Adcock excelled in the rigorous, challenging program, earning President’s List honors and a pair of academic scholarships from the VGCC Endowment Fund. She later spoke at the annual Endowment Fund Golf Tournament to thank the community for supporting the college.

In 2018, she not only graduated but completed the program with among the highest grade point averages in her class. “Every curve ball that was thrown at me, I found a way to knock it out of the park,” Adcock recalled. “I was so proud to receive my degree on stage from Dr. Stelfanie Williams (then the college president), as she had been a very supportive and influential part of my journey.”

Adcock had set clear career goals from the beginning of her time at VGCC. “All of my instructors knew from the start that my plan was to go to work in the Intensive Care Unit (ICU), so thankfully, I was one of the few members of our class to receive the ICU preceptorship in our last semester of school,” she said. That preceptorship was part of her invaluable clinical training which takes students to various health care facilities that partner with the college. “I completed clinical rotations at Granville Medical Center, Maria Parham, Central Regional Hospital, UNC and Duke,” she said. “When it was time to apply for jobs, I only applied to ICU’s, landed four ICU interviews/offers and accepted a job offer at Duke.”

Today, she is a registered nurse in the Neurosciences ICU at Duke University Hospital, which is ranked as the top hospital in North Carolina. “I couldn’t be happier with my decision,” Adcock said. “I have the best co-workers, and our providers are all amazing!” She even helps to train the nurses of tomorrow, including VGCC students who come to her unit for their own clinical rotations.

Her advice to those considering following in her footsteps as a student: “Don’t ever let someone tell you that you’re not capable of doing something! Never accept ‘no’ for an answer and don’t expect results without dedication!”

Granville Chamber Sunrise Forum; June 14; 7:45 a.m.

— info provided by the Granville County Chamber of Commerce

The Granville County Chamber’s Sunrise Forum will be held June 14 at 7:45 a.m.  The program will feature Granville County Manager Mike Felts.

Enjoy a light breakfast and informative presentation.

RESERVATIONS REQUIRED: 919.528.4994, 919.693.6125 or email: [email protected]; [email protected]

(This is not a paid advertisement.)

Oxford Commissioners to Consider Adopting Budget at June Meeting

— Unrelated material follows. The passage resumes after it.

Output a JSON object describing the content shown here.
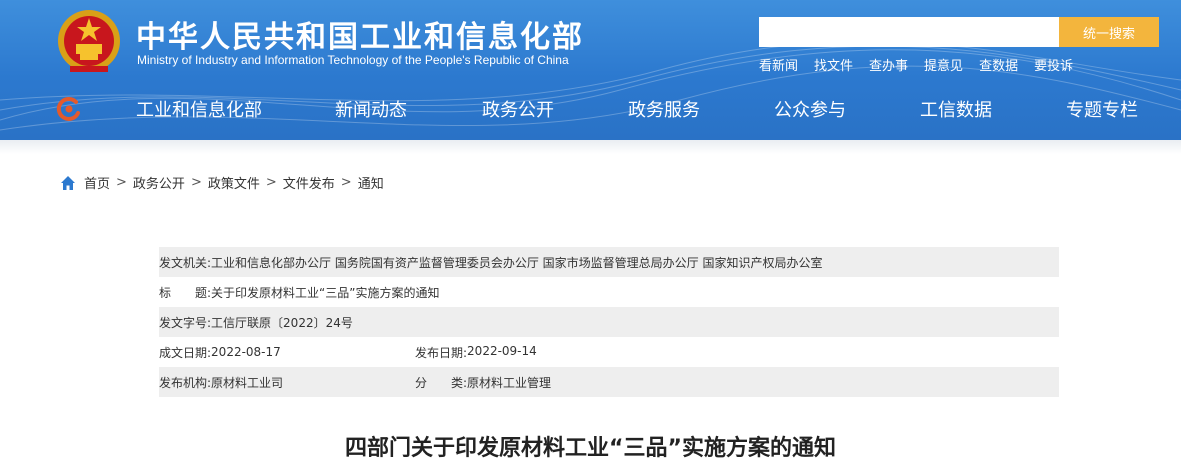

-Information courtesy Cynthia Bowen, City Clerk, City of Oxford

The City of Oxford Board of Commissioners will hold their regular monthly meeting on Tuesday, June 11, 2019, at 7 p.m. in the Commissioners’ Board Room, City Hall.

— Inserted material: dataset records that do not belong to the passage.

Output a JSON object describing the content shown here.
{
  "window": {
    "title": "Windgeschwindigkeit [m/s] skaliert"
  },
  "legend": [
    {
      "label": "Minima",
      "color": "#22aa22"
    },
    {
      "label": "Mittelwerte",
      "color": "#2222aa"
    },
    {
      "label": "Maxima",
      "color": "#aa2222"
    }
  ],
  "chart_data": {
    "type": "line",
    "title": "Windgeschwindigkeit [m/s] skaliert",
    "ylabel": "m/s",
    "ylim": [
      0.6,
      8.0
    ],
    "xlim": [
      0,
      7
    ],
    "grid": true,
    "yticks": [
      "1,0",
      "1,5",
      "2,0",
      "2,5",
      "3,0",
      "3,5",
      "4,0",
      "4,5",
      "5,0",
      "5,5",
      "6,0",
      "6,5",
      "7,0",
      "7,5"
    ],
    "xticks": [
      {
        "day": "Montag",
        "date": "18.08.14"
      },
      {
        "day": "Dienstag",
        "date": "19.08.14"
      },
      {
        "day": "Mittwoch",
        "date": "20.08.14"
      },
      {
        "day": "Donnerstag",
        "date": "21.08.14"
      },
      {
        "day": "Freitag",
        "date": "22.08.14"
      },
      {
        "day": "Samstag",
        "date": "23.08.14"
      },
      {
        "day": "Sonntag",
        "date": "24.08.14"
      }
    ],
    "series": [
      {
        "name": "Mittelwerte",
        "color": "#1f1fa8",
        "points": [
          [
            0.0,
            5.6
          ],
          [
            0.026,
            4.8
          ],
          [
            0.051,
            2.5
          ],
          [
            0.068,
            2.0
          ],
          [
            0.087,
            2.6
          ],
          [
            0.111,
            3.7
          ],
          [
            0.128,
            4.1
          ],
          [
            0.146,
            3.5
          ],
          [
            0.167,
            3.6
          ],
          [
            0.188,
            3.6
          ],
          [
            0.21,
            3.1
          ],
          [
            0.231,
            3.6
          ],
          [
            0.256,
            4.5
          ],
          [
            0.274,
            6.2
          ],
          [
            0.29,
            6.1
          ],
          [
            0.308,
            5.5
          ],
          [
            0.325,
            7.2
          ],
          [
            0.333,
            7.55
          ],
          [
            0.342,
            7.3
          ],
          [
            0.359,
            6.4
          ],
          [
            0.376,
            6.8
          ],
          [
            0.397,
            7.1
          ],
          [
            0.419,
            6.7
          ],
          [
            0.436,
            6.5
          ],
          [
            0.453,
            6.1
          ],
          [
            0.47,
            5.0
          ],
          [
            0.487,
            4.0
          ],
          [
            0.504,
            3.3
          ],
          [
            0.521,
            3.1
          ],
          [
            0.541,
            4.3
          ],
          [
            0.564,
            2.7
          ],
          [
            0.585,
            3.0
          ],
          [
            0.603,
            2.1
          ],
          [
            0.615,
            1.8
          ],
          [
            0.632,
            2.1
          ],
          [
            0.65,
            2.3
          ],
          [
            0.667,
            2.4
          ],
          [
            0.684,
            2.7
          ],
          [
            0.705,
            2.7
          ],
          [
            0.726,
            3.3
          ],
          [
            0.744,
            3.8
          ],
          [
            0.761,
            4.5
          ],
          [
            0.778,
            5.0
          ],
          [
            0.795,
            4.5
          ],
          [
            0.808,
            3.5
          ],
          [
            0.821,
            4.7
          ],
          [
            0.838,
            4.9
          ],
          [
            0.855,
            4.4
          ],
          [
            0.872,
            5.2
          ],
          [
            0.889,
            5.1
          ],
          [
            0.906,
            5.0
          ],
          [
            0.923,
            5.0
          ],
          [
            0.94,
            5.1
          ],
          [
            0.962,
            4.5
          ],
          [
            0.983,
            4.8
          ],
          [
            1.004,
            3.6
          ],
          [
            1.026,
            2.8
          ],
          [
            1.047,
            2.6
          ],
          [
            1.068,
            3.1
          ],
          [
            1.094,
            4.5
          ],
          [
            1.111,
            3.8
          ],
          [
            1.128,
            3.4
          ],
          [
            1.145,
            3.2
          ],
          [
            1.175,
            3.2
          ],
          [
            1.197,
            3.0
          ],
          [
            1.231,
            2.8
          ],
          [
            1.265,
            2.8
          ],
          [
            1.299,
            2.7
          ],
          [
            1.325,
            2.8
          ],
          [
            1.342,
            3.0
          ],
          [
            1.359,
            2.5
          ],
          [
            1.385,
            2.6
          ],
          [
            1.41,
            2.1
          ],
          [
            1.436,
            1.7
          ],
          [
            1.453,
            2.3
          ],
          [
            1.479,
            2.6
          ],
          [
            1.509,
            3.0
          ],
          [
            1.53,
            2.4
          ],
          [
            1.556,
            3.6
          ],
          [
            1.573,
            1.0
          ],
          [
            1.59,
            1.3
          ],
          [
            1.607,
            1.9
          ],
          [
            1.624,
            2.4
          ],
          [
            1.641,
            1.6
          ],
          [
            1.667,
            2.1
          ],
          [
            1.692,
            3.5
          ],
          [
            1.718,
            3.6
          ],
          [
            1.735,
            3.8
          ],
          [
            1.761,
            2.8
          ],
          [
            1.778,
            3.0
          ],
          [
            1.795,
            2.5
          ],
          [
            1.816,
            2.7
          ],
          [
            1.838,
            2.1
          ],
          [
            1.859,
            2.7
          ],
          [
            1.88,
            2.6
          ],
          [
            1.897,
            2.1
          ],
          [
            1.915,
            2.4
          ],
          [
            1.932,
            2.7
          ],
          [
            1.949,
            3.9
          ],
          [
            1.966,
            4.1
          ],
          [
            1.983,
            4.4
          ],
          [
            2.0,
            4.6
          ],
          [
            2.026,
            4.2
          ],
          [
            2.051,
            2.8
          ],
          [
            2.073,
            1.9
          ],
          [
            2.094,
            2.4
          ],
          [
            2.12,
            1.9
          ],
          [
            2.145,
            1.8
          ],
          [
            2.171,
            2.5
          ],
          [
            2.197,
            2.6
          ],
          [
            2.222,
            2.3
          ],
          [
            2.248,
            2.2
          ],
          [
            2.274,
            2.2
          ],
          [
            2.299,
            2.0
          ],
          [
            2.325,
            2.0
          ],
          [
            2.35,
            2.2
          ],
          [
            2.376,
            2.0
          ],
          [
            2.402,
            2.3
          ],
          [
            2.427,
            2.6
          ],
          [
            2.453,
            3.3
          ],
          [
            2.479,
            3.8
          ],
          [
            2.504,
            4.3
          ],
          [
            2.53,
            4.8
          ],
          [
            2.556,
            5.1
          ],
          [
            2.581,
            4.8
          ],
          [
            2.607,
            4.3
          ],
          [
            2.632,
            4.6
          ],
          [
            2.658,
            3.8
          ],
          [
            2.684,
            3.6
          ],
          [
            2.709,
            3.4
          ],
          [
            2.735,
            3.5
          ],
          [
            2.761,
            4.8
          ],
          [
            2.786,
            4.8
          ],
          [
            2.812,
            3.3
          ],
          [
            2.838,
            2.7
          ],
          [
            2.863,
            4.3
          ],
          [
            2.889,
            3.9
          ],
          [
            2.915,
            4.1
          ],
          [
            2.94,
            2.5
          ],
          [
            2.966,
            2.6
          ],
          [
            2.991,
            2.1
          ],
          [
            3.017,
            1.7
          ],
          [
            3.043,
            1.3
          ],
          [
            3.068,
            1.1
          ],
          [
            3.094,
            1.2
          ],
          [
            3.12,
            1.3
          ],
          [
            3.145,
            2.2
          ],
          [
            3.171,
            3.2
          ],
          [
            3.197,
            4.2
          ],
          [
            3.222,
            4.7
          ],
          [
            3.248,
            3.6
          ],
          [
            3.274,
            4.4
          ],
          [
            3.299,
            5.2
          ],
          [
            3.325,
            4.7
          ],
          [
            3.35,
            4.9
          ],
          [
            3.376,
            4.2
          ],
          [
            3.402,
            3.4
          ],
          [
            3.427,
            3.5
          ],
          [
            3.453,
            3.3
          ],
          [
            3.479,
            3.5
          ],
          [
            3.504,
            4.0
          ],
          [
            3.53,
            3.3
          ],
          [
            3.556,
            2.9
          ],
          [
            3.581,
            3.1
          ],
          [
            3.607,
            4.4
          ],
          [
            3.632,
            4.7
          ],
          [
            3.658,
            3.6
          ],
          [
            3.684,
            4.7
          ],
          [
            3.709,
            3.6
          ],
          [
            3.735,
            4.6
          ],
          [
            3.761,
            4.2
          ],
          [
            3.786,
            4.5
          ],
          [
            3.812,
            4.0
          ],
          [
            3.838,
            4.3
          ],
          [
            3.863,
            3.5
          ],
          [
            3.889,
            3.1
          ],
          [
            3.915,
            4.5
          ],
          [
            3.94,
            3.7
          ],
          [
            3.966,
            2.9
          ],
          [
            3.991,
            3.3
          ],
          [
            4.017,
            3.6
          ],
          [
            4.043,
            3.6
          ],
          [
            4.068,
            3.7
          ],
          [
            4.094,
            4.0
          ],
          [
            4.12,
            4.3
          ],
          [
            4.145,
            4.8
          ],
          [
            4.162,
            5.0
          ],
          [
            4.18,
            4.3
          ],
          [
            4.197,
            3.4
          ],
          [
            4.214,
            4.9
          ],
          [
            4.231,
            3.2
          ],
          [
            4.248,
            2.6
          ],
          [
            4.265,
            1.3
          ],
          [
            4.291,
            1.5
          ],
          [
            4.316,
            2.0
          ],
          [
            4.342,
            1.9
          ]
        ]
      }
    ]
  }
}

Agenda items include:

June Yard of the Month – Keith & Lynn Cox – 219 Hillcrest Drive.

Presentation from the Oxford Women’s Club to DOEDC.

Resolution naming the Center Stage at the annual NC Hot Sauce Contest.

Public Hearing to receive citizen input on the FY 2019-2020 Proposed Budget.

Public Hearing to receive citizen input on amending the Zoning Ordinance under sections 302.1 & 720 to convert an existing single-family dwelling into a two-family dwelling unit.

Consider adopting the FY 19-20 Budget. The final budget book will be available on meeting night.

Consider amending the Zoning Ordinance under sections 302.1 & 720 to convert an existing single-family dwelling into a two-family dwelling unit and adopting the consistency statement.

Consider calling for a public hearing for the July meeting to amend the table of permitted uses to allow a craft distillery in the B2 Zoning District.

Consider contracting with Stephen F. Austin for administrative services for the 2019 Community Development Block Grant Program (Neighborhood Revitalization Project).

Consider approving a Budget Amendment for WWTP West Lagoon Rehab.

Consider approving a Budget Amendment for the Orphan Landfill.

Add-On Item – Consider approving a Budget Amendment for the UDO Project.

Click here for the City of Oxford Board of Commissioner’s meeting minutes and agendas.